* WORK ORDER *
An exact reproduction of the data below is the required answer.

App and web page records:

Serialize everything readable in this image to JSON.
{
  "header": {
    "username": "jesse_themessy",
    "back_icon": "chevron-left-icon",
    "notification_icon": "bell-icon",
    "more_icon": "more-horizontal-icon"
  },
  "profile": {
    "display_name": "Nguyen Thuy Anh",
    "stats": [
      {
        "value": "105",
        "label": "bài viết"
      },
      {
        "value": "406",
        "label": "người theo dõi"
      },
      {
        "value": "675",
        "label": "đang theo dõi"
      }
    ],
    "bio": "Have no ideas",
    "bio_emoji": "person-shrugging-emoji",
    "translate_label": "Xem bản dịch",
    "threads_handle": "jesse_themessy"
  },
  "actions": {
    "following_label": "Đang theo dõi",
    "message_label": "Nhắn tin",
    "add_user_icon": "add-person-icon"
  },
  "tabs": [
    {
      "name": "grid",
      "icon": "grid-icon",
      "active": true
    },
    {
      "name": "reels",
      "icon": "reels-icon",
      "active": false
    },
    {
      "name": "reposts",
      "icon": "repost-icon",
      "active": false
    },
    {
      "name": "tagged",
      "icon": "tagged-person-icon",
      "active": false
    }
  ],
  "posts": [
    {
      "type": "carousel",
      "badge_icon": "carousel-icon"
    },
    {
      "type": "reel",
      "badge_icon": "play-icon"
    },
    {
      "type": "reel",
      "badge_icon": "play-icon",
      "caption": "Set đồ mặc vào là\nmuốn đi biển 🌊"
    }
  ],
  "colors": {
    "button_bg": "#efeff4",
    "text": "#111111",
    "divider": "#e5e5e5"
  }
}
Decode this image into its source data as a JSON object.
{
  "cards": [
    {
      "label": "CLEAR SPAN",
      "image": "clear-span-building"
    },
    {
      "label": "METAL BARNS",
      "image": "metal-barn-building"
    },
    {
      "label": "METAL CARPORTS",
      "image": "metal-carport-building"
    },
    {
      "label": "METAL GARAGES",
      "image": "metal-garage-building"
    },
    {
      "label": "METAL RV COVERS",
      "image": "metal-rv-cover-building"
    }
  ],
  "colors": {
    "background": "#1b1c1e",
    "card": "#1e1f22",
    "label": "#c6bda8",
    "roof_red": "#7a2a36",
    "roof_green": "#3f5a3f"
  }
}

* EXERCISE RESULT *
Serialize everything readable in this image to JSON.
{
  "header": {
    "username": "jesse_themessy",
    "back_icon": "chevron-left-icon",
    "notification_icon": "bell-icon",
    "more_icon": "more-horizontal-icon"
  },
  "profile": {
    "display_name": "Nguyen Thuy Anh",
    "stats": [
      {
        "value": "105",
        "label": "bài viết"
      },
      {
        "value": "406",
        "label": "người theo dõi"
      },
      {
        "value": "675",
        "label": "đang theo dõi"
      }
    ],
    "bio": "Have no ideas",
    "bio_emoji": "person-shrugging-emoji",
    "translate_label": "Xem bản dịch",
    "threads_handle": "jesse_themessy"
  },
  "actions": {
    "following_label": "Đang theo dõi",
    "message_label": "Nhắn tin",
    "add_user_icon": "add-person-icon"
  },
  "tabs": [
    {
      "name": "grid",
      "icon": "grid-icon",
      "active": true
    },
    {
      "name": "reels",
      "icon": "reels-icon",
      "active": false
    },
    {
      "name": "reposts",
      "icon": "repost-icon",
      "active": false
    },
    {
      "name": "tagged",
      "icon": "tagged-person-icon",
      "active": false
    }
  ],
  "posts": [
    {
      "type": "carousel",
      "badge_icon": "carousel-icon"
    },
    {
      "type": "reel",
      "badge_icon": "play-icon"
    },
    {
      "type": "reel",
      "badge_icon": "play-icon",
      "caption": "Set đồ mặc vào là\nmuốn đi biển 🌊"
    }
  ],
  "colors": {
    "button_bg": "#efeff4",
    "text": "#111111",
    "divider": "#e5e5e5"
  }
}
Decode this image into its source data as a JSON object.
{
  "cards": [
    {
      "label": "CLEAR SPAN",
      "image": "clear-span-building"
    },
    {
      "label": "METAL BARNS",
      "image": "metal-barn-building"
    },
    {
      "label": "METAL CARPORTS",
      "image": "metal-carport-building"
    },
    {
      "label": "METAL GARAGES",
      "image": "metal-garage-building"
    },
    {
      "label": "METAL RV COVERS",
      "image": "metal-rv-cover-building"
    }
  ],
  "colors": {
    "background": "#1b1c1e",
    "card": "#1e1f22",
    "label": "#c6bda8",
    "roof_red": "#7a2a36",
    "roof_green": "#3f5a3f"
  }
}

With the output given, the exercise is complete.